For the roosting poles we stuck 1" thick long wooden dowels diagonally across the coop after placing levels 1 and 2 of the straw bales down.
The roof has two 2" x 4" x 8' “rafters” that we set on top the third level of bales. Then we piled on the last level of bales that served as the roof (see pictures below). Technically the coop is four bales high, but the bale-on-bale stacking is truly only three bales high. We drove 3’ long garden stakes through the bales at the corner of each atrium and the coop overall to discourage any shifting, think like driving a long nail through a few boards to keep them in place.
Our nesting boxes are reinforced by simple wooden bunks to keep the upper bale from caving in and to give the girls a cozy spot to lay. The window frames I found on the side of the road for free, and are just propped up against the nesting box opening and kept in place by two stacked straw bales. When we need to grab eggs, we tip the top bale and window frame back and grab them, then replace the window pane and straw bale.

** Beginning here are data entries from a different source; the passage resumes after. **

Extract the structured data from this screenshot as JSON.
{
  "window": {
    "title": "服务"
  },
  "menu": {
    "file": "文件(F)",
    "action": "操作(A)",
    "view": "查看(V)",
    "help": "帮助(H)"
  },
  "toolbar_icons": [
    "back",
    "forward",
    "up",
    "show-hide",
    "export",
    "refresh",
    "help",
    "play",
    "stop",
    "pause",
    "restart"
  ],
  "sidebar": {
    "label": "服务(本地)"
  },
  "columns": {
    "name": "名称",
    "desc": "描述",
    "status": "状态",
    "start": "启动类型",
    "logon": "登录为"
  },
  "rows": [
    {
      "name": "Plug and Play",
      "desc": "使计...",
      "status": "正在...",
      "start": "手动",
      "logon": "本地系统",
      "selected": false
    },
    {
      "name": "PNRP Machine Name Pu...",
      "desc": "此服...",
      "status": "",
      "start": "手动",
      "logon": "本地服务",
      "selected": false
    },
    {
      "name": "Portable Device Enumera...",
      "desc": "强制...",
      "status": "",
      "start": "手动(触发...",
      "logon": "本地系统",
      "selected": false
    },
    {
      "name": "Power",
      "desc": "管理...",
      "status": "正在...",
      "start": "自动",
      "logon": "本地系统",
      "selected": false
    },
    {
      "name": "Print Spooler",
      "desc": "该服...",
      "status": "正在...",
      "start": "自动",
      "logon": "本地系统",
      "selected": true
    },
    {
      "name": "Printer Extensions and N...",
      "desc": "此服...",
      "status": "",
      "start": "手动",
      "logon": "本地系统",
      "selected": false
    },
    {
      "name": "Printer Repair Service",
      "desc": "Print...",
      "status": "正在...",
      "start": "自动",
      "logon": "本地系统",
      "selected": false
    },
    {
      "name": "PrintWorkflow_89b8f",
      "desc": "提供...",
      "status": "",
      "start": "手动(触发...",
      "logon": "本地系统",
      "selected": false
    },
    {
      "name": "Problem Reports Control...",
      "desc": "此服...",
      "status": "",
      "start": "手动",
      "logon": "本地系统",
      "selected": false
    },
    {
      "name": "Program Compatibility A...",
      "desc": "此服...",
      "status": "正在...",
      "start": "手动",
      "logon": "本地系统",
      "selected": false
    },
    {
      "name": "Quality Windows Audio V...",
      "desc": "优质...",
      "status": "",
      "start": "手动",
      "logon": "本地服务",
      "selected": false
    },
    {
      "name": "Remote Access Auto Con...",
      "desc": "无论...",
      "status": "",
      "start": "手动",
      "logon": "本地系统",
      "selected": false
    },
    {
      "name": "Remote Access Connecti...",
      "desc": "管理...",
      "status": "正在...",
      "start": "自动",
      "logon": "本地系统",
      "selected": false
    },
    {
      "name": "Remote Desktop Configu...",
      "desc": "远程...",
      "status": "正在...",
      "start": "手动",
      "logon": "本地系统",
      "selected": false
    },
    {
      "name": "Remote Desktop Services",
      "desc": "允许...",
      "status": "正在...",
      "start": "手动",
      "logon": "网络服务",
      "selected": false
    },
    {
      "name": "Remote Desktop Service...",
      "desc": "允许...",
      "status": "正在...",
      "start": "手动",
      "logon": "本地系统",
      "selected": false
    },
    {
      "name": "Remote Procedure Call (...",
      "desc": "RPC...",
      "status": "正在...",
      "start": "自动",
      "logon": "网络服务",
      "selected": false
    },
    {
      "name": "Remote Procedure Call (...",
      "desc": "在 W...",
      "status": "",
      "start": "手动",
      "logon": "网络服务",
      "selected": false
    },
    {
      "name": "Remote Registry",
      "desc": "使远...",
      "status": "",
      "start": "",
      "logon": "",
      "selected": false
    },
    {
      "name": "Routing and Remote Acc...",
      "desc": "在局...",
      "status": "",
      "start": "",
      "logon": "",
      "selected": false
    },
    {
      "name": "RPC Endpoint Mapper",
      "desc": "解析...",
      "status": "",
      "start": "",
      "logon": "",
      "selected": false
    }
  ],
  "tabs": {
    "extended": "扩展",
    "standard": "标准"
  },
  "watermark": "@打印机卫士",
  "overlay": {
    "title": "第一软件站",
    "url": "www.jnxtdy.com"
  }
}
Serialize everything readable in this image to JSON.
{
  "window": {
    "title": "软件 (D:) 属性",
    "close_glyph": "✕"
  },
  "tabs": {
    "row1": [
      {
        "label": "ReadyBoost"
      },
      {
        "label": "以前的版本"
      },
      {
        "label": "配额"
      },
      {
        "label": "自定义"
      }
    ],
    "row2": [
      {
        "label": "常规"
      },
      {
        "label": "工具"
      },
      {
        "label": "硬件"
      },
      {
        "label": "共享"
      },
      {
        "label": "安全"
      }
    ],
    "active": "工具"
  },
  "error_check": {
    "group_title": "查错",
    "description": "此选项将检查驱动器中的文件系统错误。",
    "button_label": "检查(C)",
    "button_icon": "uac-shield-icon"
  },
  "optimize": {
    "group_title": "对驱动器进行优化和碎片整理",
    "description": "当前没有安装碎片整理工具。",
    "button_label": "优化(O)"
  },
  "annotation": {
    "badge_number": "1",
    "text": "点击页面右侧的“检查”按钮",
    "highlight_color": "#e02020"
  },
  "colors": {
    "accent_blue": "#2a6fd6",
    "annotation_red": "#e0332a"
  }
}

The doors were upcycled from a spare set of sliding closet doors that came with our fixer-upper. You can create whatever style door you like for your straw bale coop, just make sure you can fit through it and it's predator proof. To make the doors I put my handy guy in charge since it required a bit more power tool finesse. He cut them each in half, sealed off the open edge with spare lumber, then created a frame that was slotted so the doors slide in and out. From there I used leftover metal hardware cloth and a staple gun to secure “wings” off the sides of the frame. I secured the wings to the bales using .080” thick wire cut into 1’ long pieces then folded them in half, think a gigantic staple inserted by hand. A quick workaround for this material is to buy a bundle of landscaping flags with metal stakes, remove the plastic flag, and fold the metal stake in half. The winged addition to our doors is meant to discourage any predators from getting into the coop as well as securing the door frames to the bales. See the video below for a demonstration!
The chicken runs are fenced in over our future corn beds. We used 5' tall 2x4" galvanized fencing then secured it to the bales by pushing long-necked hook-eyes deep into the straw and finishing it off with large clips. When moving from one fenced in area to the other I simply un-clip and re-clip.
The Supplies Needed
This process is extremely customizable depending on your flock size, but I wanted to give you a rough rundown of what we used and how much it all cost.
What The Chickens Think
No frostbite, just a bit of cabin fever when the snow piles up. This project was well worth it and we will definitely do it again next winter. Have you tried building with straw bales? How did it go? Comment below!
Thanks for stopping by Green Willow Homestead! From chicken rearing to orchard planting, we've got our hands full and we love sharing what we've learned along the way. Follow along as we strive to live sustainably and turn these five acres from just property to a fully functioning small-scale homestead.
1. Joe Salatin
2. Rachel Carson
3. Wendell Berry
4. Temple Grandin
5. Sustainable Dish
6. Zero Waste Home
7. Allan Savory
Favorite Books of 2018
2. Bringing it to the Table
3. Holistic Management
4. The Small Scale Poultry Flock
5. In The Company of Women